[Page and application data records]
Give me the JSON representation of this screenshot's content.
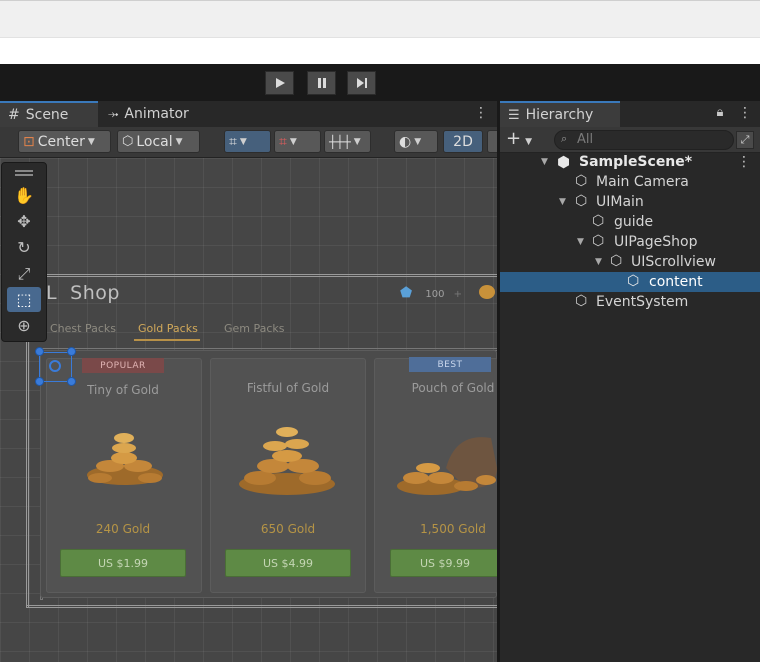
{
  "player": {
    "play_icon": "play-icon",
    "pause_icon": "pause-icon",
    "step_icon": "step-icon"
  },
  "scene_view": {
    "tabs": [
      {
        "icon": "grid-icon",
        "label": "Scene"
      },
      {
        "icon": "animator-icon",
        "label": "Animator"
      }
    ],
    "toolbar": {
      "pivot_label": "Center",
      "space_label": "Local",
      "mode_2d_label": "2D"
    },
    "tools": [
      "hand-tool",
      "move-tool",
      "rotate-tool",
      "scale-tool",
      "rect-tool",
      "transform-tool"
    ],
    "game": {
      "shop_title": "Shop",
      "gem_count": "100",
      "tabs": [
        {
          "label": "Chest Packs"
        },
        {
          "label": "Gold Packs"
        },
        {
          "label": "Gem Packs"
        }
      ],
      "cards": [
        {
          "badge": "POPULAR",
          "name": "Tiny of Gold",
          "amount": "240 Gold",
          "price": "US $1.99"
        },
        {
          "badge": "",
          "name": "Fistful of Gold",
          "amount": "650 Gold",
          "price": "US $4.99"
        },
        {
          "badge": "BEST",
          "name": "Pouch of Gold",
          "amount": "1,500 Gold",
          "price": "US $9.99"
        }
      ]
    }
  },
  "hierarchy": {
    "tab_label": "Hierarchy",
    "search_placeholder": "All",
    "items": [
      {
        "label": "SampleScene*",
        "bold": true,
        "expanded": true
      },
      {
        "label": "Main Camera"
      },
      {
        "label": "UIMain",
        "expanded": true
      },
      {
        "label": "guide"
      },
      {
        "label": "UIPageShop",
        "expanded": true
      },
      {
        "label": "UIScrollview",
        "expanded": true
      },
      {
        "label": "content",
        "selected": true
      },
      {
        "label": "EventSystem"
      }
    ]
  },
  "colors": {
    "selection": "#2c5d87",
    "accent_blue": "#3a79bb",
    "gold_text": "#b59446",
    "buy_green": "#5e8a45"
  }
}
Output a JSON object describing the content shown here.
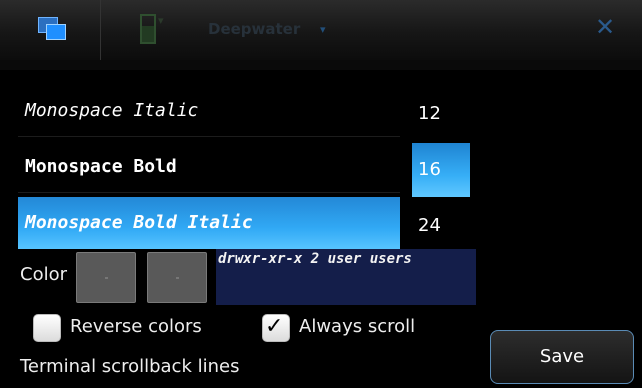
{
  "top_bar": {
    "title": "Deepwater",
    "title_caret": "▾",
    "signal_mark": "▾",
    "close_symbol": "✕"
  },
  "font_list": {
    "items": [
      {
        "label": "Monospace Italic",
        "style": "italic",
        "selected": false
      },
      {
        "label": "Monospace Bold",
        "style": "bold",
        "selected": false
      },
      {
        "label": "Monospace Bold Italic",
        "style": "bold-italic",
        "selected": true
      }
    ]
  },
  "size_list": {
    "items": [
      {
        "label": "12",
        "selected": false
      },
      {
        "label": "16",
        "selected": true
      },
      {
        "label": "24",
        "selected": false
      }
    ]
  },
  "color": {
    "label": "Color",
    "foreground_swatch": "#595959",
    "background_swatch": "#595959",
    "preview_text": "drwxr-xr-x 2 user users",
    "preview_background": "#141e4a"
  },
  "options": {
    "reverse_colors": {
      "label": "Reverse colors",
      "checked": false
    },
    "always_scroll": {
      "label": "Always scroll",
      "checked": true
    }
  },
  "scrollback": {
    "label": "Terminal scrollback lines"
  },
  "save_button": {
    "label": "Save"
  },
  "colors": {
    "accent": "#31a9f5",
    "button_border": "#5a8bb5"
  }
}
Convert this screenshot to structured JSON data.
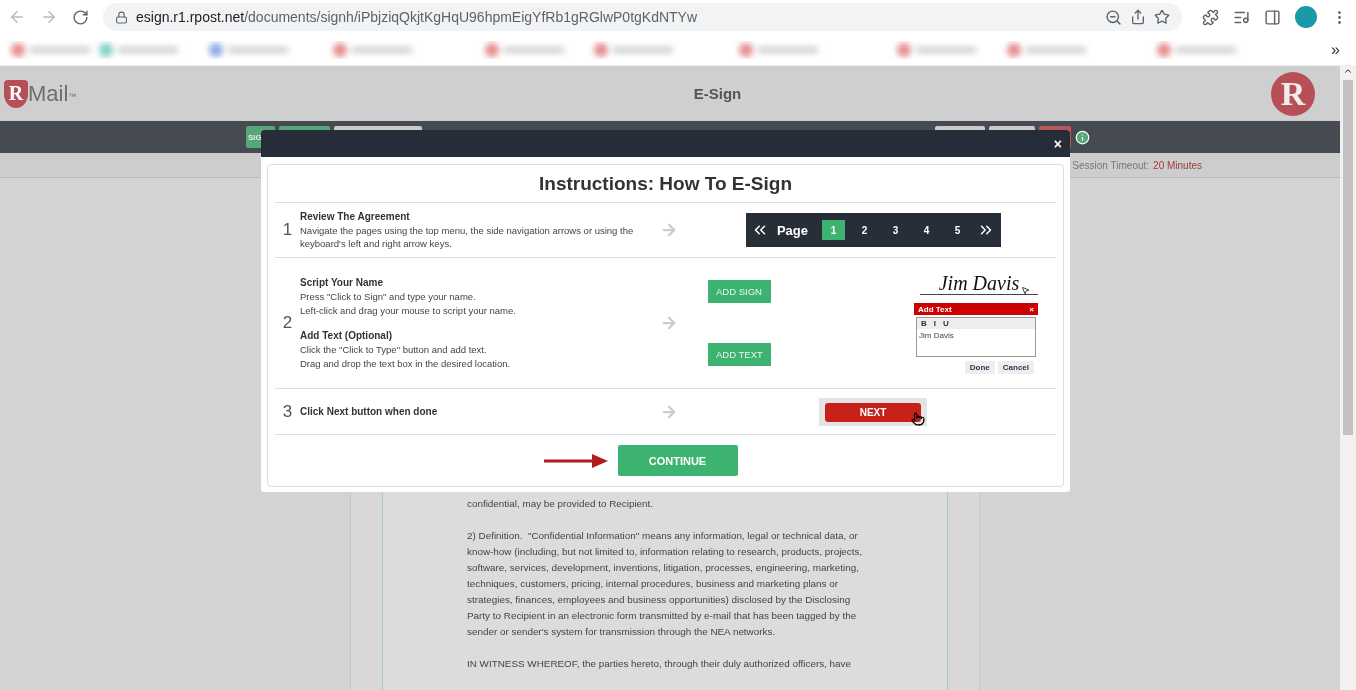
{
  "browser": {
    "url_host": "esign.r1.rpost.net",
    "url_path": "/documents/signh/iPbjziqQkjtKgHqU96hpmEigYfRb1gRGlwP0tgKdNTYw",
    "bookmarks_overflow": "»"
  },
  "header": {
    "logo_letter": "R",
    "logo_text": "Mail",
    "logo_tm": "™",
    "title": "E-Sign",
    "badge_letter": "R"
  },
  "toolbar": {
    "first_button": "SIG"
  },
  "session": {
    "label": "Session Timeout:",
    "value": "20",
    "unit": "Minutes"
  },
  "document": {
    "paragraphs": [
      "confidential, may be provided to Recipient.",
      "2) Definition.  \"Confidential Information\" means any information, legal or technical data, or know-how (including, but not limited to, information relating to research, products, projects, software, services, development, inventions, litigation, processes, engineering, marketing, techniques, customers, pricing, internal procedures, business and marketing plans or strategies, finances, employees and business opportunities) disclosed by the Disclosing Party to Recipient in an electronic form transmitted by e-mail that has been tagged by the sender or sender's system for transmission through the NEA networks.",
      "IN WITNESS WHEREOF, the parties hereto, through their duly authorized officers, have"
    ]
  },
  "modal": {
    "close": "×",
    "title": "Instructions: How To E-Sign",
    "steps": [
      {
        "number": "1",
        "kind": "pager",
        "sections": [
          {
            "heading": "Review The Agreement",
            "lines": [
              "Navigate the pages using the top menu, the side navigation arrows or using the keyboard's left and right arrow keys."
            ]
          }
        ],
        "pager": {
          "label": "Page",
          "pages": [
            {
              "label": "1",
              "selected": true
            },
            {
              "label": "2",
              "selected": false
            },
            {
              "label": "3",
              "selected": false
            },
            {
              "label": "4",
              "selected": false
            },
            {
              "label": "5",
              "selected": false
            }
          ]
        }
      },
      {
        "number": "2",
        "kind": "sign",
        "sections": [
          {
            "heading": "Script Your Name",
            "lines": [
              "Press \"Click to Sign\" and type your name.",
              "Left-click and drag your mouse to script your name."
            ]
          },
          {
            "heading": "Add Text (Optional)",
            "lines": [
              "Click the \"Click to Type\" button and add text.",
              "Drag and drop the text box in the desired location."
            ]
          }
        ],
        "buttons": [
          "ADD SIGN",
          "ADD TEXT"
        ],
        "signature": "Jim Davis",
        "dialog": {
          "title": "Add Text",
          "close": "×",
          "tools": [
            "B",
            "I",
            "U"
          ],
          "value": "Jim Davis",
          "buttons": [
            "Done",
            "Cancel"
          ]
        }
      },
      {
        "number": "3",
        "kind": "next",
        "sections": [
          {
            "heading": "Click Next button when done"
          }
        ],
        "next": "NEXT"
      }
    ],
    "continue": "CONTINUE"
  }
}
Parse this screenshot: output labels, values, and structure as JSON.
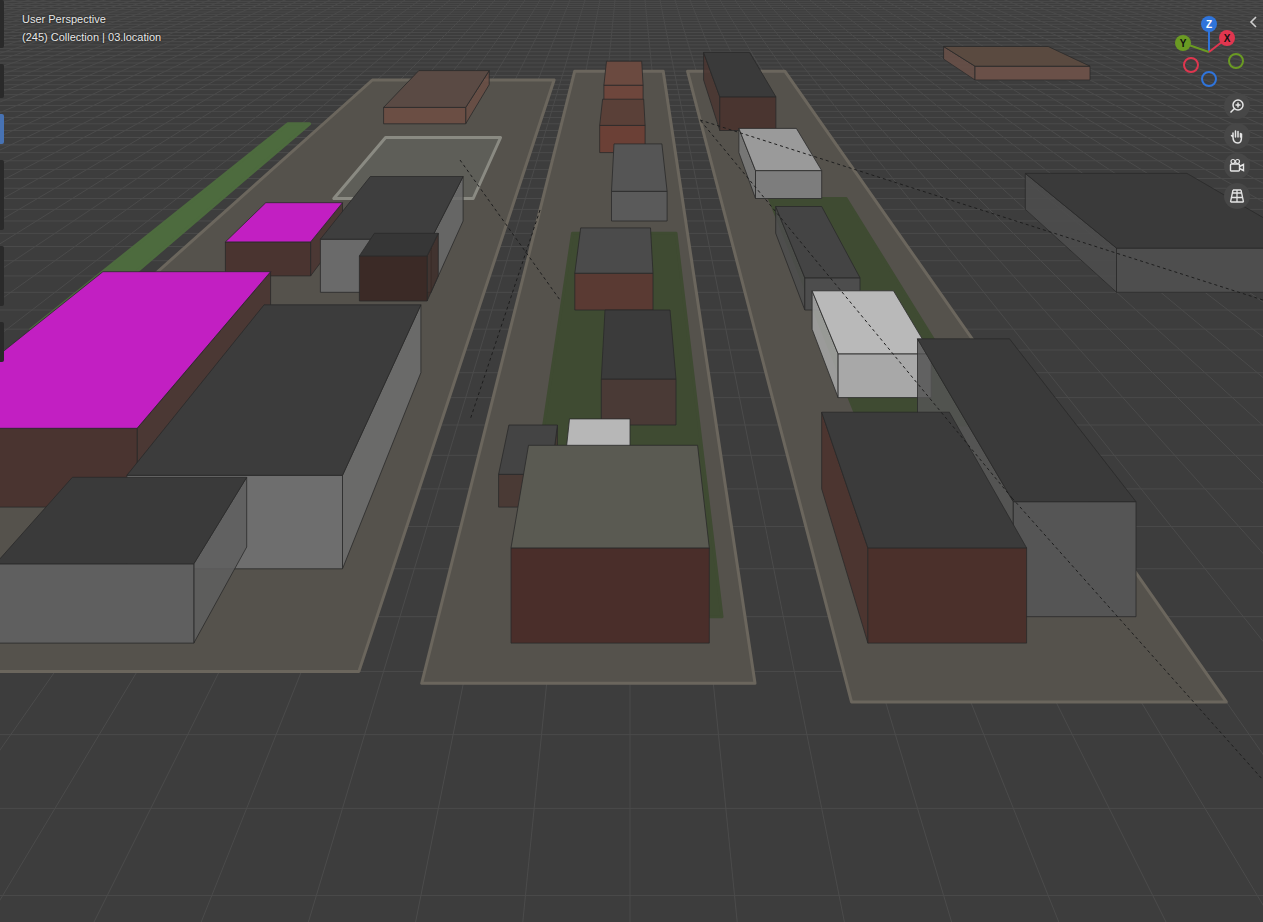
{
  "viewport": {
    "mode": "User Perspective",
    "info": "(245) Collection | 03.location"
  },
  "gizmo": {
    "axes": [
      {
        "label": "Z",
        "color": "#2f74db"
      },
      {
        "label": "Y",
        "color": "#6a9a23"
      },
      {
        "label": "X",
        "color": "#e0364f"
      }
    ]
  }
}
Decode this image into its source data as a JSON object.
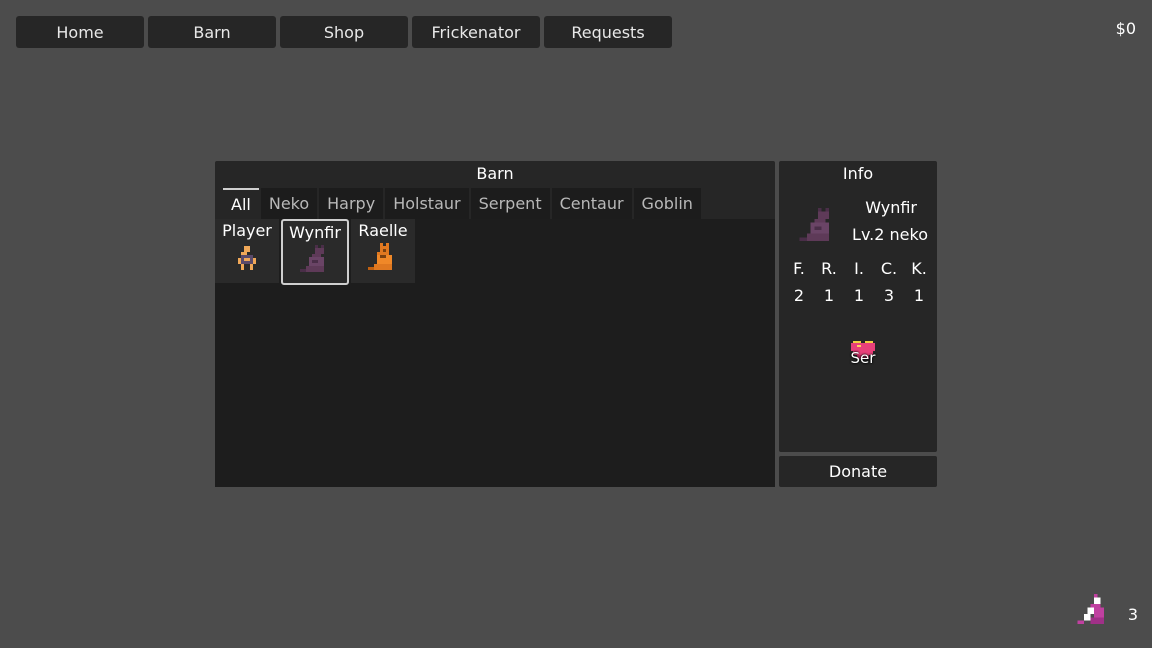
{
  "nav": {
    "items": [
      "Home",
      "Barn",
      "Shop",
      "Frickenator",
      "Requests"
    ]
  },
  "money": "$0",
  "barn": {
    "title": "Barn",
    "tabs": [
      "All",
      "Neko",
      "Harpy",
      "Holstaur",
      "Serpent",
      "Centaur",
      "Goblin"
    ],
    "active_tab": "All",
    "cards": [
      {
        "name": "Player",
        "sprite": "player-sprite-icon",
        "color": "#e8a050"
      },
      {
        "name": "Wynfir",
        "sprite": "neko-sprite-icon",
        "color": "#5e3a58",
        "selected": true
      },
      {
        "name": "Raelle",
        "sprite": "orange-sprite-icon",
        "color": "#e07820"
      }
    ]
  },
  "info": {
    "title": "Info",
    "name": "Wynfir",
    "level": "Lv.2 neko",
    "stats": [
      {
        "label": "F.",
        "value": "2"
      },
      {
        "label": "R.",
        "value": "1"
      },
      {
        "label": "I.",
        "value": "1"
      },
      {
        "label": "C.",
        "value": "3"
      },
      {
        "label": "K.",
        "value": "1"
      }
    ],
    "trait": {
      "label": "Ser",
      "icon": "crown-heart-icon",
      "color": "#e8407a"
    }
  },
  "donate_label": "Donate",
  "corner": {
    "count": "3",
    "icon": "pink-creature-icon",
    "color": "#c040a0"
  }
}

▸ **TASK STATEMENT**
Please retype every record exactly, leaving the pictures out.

▸ **ANSWER TO THE EXERCISE**
Give me the JSON representation of this screenshot's content.
{
  "player": {
    "play_icon": "play-icon",
    "pause_icon": "pause-icon",
    "step_icon": "step-icon"
  },
  "scene_view": {
    "tabs": [
      {
        "icon": "grid-icon",
        "label": "Scene"
      },
      {
        "icon": "animator-icon",
        "label": "Animator"
      }
    ],
    "toolbar": {
      "pivot_label": "Center",
      "space_label": "Local",
      "mode_2d_label": "2D"
    },
    "tools": [
      "hand-tool",
      "move-tool",
      "rotate-tool",
      "scale-tool",
      "rect-tool",
      "transform-tool"
    ],
    "game": {
      "shop_title": "Shop",
      "gem_count": "100",
      "tabs": [
        {
          "label": "Chest Packs"
        },
        {
          "label": "Gold Packs"
        },
        {
          "label": "Gem Packs"
        }
      ],
      "cards": [
        {
          "badge": "POPULAR",
          "name": "Tiny of Gold",
          "amount": "240 Gold",
          "price": "US $1.99"
        },
        {
          "badge": "",
          "name": "Fistful of Gold",
          "amount": "650 Gold",
          "price": "US $4.99"
        },
        {
          "badge": "BEST",
          "name": "Pouch of Gold",
          "amount": "1,500 Gold",
          "price": "US $9.99"
        }
      ]
    }
  },
  "hierarchy": {
    "tab_label": "Hierarchy",
    "search_placeholder": "All",
    "items": [
      {
        "label": "SampleScene*",
        "bold": true,
        "expanded": true
      },
      {
        "label": "Main Camera"
      },
      {
        "label": "UIMain",
        "expanded": true
      },
      {
        "label": "guide"
      },
      {
        "label": "UIPageShop",
        "expanded": true
      },
      {
        "label": "UIScrollview",
        "expanded": true
      },
      {
        "label": "content",
        "selected": true
      },
      {
        "label": "EventSystem"
      }
    ]
  },
  "colors": {
    "selection": "#2c5d87",
    "accent_blue": "#3a79bb",
    "gold_text": "#b59446",
    "buy_green": "#5e8a45"
  }
}
Output a JSON object describing the content shown here.
{
  "top_bar": {
    "title": "Deepwater",
    "title_caret": "▾",
    "signal_mark": "▾",
    "close_symbol": "✕"
  },
  "font_list": {
    "items": [
      {
        "label": "Monospace Italic",
        "style": "italic",
        "selected": false
      },
      {
        "label": "Monospace Bold",
        "style": "bold",
        "selected": false
      },
      {
        "label": "Monospace Bold Italic",
        "style": "bold-italic",
        "selected": true
      }
    ]
  },
  "size_list": {
    "items": [
      {
        "label": "12",
        "selected": false
      },
      {
        "label": "16",
        "selected": true
      },
      {
        "label": "24",
        "selected": false
      }
    ]
  },
  "color": {
    "label": "Color",
    "foreground_swatch": "#595959",
    "background_swatch": "#595959",
    "preview_text": "drwxr-xr-x 2 user users",
    "preview_background": "#141e4a"
  },
  "options": {
    "reverse_colors": {
      "label": "Reverse colors",
      "checked": false
    },
    "always_scroll": {
      "label": "Always scroll",
      "checked": true
    }
  },
  "scrollback": {
    "label": "Terminal scrollback lines"
  },
  "save_button": {
    "label": "Save"
  },
  "colors": {
    "accent": "#31a9f5",
    "button_border": "#5a8bb5"
  }
}
Convert this screenshot to structured JSON data.
{
  "browser": {
    "url_host": "esign.r1.rpost.net",
    "url_path": "/documents/signh/iPbjziqQkjtKgHqU96hpmEigYfRb1gRGlwP0tgKdNTYw",
    "bookmarks_overflow": "»"
  },
  "header": {
    "logo_letter": "R",
    "logo_text": "Mail",
    "logo_tm": "™",
    "title": "E-Sign",
    "badge_letter": "R"
  },
  "toolbar": {
    "first_button": "SIG"
  },
  "session": {
    "label": "Session Timeout:",
    "value": "20",
    "unit": "Minutes"
  },
  "document": {
    "paragraphs": [
      "confidential, may be provided to Recipient.",
      "2) Definition.  \"Confidential Information\" means any information, legal or technical data, or know-how (including, but not limited to, information relating to research, products, projects, software, services, development, inventions, litigation, processes, engineering, marketing, techniques, customers, pricing, internal procedures, business and marketing plans or strategies, finances, employees and business opportunities) disclosed by the Disclosing Party to Recipient in an electronic form transmitted by e-mail that has been tagged by the sender or sender's system for transmission through the NEA networks.",
      "IN WITNESS WHEREOF, the parties hereto, through their duly authorized officers, have"
    ]
  },
  "modal": {
    "close": "×",
    "title": "Instructions: How To E-Sign",
    "steps": [
      {
        "number": "1",
        "kind": "pager",
        "sections": [
          {
            "heading": "Review The Agreement",
            "lines": [
              "Navigate the pages using the top menu, the side navigation arrows or using the keyboard's left and right arrow keys."
            ]
          }
        ],
        "pager": {
          "label": "Page",
          "pages": [
            {
              "label": "1",
              "selected": true
            },
            {
              "label": "2",
              "selected": false
            },
            {
              "label": "3",
              "selected": false
            },
            {
              "label": "4",
              "selected": false
            },
            {
              "label": "5",
              "selected": false
            }
          ]
        }
      },
      {
        "number": "2",
        "kind": "sign",
        "sections": [
          {
            "heading": "Script Your Name",
            "lines": [
              "Press \"Click to Sign\" and type your name.",
              "Left-click and drag your mouse to script your name."
            ]
          },
          {
            "heading": "Add Text (Optional)",
            "lines": [
              "Click the \"Click to Type\" button and add text.",
              "Drag and drop the text box in the desired location."
            ]
          }
        ],
        "buttons": [
          "ADD SIGN",
          "ADD TEXT"
        ],
        "signature": "Jim Davis",
        "dialog": {
          "title": "Add Text",
          "close": "×",
          "tools": [
            "B",
            "I",
            "U"
          ],
          "value": "Jim Davis",
          "buttons": [
            "Done",
            "Cancel"
          ]
        }
      },
      {
        "number": "3",
        "kind": "next",
        "sections": [
          {
            "heading": "Click Next button when done"
          }
        ],
        "next": "NEXT"
      }
    ],
    "continue": "CONTINUE"
  }
}
Parse this screenshot: output labels, values, and structure as JSON.
{
  "viewport": {
    "mode": "User Perspective",
    "info": "(245) Collection | 03.location"
  },
  "gizmo": {
    "axes": [
      {
        "label": "Z",
        "color": "#2f74db"
      },
      {
        "label": "Y",
        "color": "#6a9a23"
      },
      {
        "label": "X",
        "color": "#e0364f"
      }
    ]
  }
}
Decode this image into its source data as a JSON object.
{
  "nav": {
    "items": [
      "Home",
      "Barn",
      "Shop",
      "Frickenator",
      "Requests"
    ]
  },
  "money": "$0",
  "barn": {
    "title": "Barn",
    "tabs": [
      "All",
      "Neko",
      "Harpy",
      "Holstaur",
      "Serpent",
      "Centaur",
      "Goblin"
    ],
    "active_tab": "All",
    "cards": [
      {
        "name": "Player",
        "sprite": "player-sprite-icon",
        "color": "#e8a050"
      },
      {
        "name": "Wynfir",
        "sprite": "neko-sprite-icon",
        "color": "#5e3a58",
        "selected": true
      },
      {
        "name": "Raelle",
        "sprite": "orange-sprite-icon",
        "color": "#e07820"
      }
    ]
  },
  "info": {
    "title": "Info",
    "name": "Wynfir",
    "level": "Lv.2 neko",
    "stats": [
      {
        "label": "F.",
        "value": "2"
      },
      {
        "label": "R.",
        "value": "1"
      },
      {
        "label": "I.",
        "value": "1"
      },
      {
        "label": "C.",
        "value": "3"
      },
      {
        "label": "K.",
        "value": "1"
      }
    ],
    "trait": {
      "label": "Ser",
      "icon": "crown-heart-icon",
      "color": "#e8407a"
    }
  },
  "donate_label": "Donate",
  "corner": {
    "count": "3",
    "icon": "pink-creature-icon",
    "color": "#c040a0"
  }
}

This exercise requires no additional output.